I mean the mode of pricking for men with cutlasses in the hold of vessels, which I have heard called, as described by an officer-pinking: this I saw practised until murder had nearly taken place.
and reputation, needs no impassioned delineation—no exaggerated coloring. It only requires to be faithfully represented, and brought forward before parliament and the public by a man, whose character is free from the suspicion of factious motives, and whose parliamentary conduct is regulated by his conscience and a sense of the general good : in that case I pledge myself that the evil, which is the subject of this appeal, will be soon redressed. Every motive allied with human suffering, every sentiment associated with a sense of signal services, every inducement coupled with policy ; and, in a word, the preservation of our present high fame, prosperity, and rights as a nation, imperiously call for the inquiry and redress I here solicit on behalf of that much neglected and harshly treated class of men of my profession. It will no doubt hereafter exercise the ingenuity of the moralist and of the political inquirer, why the most enlightened country upon earth, famed for its laws and its respect for the rights of the meanest subject, calling at the very time upon

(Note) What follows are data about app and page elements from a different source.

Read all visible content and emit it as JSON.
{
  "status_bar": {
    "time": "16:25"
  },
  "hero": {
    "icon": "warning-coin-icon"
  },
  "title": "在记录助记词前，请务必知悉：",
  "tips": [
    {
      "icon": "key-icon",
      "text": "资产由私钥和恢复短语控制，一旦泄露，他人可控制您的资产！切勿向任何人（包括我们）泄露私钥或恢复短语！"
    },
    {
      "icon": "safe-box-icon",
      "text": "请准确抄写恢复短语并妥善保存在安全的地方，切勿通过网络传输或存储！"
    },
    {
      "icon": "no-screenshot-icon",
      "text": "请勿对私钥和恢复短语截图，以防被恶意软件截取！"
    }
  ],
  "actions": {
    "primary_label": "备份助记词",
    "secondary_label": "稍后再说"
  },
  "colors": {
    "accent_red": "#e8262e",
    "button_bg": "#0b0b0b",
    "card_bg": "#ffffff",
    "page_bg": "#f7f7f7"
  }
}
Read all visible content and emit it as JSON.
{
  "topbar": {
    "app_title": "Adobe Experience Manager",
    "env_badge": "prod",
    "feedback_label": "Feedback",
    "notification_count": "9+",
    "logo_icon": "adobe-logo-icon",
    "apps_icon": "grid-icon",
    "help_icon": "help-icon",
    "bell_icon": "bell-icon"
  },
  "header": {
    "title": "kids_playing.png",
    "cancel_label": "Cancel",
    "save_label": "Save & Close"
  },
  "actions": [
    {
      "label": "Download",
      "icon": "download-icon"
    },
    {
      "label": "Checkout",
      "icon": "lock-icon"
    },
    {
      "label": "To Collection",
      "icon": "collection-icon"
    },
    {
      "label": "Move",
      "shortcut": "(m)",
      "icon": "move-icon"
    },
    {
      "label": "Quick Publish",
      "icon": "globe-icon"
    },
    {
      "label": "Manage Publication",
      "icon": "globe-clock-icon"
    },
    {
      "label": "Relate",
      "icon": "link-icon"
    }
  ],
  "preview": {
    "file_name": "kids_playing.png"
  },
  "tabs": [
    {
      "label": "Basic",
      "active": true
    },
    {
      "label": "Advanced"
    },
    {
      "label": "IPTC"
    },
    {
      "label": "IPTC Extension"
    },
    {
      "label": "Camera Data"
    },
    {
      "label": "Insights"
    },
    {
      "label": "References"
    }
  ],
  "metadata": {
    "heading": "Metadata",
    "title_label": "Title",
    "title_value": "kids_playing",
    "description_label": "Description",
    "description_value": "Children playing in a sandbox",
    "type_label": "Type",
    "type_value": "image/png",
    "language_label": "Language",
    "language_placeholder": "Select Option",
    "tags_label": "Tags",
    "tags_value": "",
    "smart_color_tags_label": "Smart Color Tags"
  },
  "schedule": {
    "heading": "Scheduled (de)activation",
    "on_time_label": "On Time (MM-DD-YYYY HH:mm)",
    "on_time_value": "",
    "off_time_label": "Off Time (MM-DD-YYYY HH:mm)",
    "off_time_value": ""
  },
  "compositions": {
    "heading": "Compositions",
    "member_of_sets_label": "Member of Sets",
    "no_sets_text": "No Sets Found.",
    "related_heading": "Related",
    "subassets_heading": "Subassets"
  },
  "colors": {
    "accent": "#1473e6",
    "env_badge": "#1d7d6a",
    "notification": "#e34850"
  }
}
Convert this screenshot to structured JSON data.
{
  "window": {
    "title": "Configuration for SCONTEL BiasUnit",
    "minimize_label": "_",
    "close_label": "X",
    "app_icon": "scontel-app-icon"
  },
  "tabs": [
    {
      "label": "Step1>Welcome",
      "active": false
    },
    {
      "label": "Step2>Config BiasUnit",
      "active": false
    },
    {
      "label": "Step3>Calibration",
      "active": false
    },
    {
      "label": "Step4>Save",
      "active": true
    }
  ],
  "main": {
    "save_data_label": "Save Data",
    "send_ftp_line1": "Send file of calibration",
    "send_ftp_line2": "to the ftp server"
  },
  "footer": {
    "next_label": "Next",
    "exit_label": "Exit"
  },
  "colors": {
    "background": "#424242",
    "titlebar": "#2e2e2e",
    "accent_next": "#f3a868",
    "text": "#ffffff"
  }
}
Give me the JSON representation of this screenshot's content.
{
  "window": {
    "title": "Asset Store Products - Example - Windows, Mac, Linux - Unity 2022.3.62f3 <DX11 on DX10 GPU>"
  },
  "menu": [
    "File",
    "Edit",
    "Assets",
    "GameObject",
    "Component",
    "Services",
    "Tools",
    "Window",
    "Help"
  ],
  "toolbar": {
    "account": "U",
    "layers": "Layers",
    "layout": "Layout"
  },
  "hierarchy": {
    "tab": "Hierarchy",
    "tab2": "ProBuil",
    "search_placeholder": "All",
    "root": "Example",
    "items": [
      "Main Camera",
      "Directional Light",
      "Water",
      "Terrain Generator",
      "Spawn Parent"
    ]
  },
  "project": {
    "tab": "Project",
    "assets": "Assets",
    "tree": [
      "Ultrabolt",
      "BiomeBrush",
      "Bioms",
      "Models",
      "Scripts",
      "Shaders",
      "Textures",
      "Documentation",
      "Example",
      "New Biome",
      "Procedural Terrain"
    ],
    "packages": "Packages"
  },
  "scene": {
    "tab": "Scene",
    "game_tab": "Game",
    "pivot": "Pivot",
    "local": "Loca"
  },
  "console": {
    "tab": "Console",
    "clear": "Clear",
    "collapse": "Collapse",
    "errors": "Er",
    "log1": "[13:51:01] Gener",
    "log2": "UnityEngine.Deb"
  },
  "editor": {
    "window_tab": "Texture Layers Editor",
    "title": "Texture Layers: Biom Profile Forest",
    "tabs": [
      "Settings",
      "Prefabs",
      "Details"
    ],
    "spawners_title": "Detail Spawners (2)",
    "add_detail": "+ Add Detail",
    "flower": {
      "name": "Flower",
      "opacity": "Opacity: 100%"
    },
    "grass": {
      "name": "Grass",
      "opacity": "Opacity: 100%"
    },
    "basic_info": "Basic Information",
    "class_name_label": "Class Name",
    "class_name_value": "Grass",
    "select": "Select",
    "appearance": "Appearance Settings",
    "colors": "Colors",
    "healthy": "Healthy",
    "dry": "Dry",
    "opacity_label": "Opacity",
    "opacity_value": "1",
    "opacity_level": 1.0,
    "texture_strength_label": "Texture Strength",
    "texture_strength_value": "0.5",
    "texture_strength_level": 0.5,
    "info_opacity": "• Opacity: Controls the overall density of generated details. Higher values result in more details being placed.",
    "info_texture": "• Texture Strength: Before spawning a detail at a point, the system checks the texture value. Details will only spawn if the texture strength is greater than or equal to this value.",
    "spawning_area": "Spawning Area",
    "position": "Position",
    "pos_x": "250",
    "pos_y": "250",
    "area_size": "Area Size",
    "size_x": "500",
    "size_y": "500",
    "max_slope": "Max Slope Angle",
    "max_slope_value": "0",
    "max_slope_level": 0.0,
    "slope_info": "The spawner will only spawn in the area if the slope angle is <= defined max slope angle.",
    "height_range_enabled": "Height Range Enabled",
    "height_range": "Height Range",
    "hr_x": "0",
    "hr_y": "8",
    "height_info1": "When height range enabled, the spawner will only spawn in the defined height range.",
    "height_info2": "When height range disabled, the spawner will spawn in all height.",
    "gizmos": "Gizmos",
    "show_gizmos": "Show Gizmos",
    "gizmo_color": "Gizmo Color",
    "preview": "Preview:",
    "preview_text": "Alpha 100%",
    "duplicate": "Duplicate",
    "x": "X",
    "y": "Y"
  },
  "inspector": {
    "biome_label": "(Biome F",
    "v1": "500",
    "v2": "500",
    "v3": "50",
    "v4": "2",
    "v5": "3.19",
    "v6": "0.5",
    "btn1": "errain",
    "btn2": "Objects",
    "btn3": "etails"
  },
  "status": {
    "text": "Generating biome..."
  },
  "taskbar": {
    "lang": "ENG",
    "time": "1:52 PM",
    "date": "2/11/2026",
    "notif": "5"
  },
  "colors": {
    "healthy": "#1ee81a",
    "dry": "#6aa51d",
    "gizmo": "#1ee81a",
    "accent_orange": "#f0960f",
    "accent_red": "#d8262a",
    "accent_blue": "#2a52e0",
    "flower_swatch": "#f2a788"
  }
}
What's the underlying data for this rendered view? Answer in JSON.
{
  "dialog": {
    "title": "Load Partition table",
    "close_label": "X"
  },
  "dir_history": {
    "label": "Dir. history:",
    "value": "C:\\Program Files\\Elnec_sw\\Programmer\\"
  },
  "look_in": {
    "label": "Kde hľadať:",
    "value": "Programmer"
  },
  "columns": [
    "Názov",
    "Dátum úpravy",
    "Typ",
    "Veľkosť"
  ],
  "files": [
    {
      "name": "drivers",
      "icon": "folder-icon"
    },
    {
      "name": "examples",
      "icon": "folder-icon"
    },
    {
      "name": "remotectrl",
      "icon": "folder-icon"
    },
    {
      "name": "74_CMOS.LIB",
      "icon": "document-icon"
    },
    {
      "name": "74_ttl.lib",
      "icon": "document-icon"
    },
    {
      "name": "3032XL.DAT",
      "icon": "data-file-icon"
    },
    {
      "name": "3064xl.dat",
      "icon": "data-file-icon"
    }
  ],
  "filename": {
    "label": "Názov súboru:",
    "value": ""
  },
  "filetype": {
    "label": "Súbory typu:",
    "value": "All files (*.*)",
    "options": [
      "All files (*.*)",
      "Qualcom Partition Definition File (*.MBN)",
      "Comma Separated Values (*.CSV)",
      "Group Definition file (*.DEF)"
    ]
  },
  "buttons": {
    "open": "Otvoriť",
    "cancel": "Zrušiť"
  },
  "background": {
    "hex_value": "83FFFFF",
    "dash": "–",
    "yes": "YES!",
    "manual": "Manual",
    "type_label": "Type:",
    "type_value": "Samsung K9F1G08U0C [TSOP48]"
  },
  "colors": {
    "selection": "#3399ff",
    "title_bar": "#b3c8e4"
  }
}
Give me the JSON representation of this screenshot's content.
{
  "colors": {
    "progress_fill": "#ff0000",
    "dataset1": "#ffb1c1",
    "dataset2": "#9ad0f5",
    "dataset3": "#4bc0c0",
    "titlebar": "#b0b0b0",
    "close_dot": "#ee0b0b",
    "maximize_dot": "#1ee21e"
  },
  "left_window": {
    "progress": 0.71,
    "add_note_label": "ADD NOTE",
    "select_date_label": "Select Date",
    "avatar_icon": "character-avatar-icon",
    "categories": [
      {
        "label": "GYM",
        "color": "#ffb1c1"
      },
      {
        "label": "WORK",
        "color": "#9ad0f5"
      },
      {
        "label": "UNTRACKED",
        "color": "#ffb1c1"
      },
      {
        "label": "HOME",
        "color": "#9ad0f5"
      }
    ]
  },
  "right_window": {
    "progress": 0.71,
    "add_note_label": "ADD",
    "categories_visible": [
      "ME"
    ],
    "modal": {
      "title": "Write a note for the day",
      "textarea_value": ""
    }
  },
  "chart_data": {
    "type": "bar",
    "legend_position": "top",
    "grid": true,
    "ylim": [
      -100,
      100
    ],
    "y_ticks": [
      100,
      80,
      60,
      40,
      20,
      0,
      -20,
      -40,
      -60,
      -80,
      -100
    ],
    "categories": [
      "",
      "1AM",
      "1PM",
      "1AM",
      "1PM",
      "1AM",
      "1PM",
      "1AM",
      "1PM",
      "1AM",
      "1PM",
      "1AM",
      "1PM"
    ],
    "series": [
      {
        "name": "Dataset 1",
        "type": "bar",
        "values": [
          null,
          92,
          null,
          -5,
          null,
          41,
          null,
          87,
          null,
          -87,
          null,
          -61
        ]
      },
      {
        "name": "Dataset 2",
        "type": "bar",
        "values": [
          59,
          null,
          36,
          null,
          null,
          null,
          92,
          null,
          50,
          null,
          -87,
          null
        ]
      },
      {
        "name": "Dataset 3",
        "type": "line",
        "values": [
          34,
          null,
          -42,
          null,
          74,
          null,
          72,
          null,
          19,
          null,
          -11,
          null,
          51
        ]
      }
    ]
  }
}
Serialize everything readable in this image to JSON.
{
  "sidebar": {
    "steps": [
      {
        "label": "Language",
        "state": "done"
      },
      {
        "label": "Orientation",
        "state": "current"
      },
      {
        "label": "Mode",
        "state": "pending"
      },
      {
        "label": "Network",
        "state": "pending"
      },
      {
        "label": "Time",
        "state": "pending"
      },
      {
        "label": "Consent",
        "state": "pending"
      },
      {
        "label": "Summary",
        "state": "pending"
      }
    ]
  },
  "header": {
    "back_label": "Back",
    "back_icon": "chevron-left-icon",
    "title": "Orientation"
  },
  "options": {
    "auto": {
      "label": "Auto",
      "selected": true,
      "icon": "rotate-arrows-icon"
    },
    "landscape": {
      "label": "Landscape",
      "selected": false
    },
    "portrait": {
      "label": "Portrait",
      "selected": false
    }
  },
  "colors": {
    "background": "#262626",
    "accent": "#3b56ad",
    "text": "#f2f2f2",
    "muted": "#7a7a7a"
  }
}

the nations of the earth to assist it in the cause of humanity and in the extinction of slavery, should have tolerated the violence and injustice, which constitute the subject of the present letter. The solution of this problem will be more difficult hereafter, when the period that those acts of oppression were permitted, and the class of men who were the victims of it shall be considered : the period the most glorious in our annals-the men the first founders and the bravest supporters of this vast and towering edifice of national glory. Yes, it was at such a period that the gallant and constitutional defenders of our national independence were exposed, without protection and without mercy, to be dragged away by fellows, (the outcasts of human nature,) from their wives, their children and friends, on board a receiving ship, and confined, under locks and bolts, as felons ; excluded from intercourse with their friends, subjected against their will to the rigor of martial law, and liable to be sent to a foreign station for an undefined period. Sir, it is not my wish to raise yours or the public interest, by presenting this subject in a glaring point of view. My silence, during the contiyuance of hostilities with a cruel and perfidious enemy, is a pledge of the purity of my motives ; and it were perhaps to be wished that you had, in the agitation of a memorable question, acted with the same degree of discretion, and with an equal degree of unwillingness to embarrass the march of the executive government.
To give you some idea of the impress, I shall mention a circumstance which occurred to myself. While walking in a street in the east end of London in the year 1808, in the month of July, about nine o'clock in the evening, with my wife holding by one of my arms, and her sister by the other, I was stopped by a man who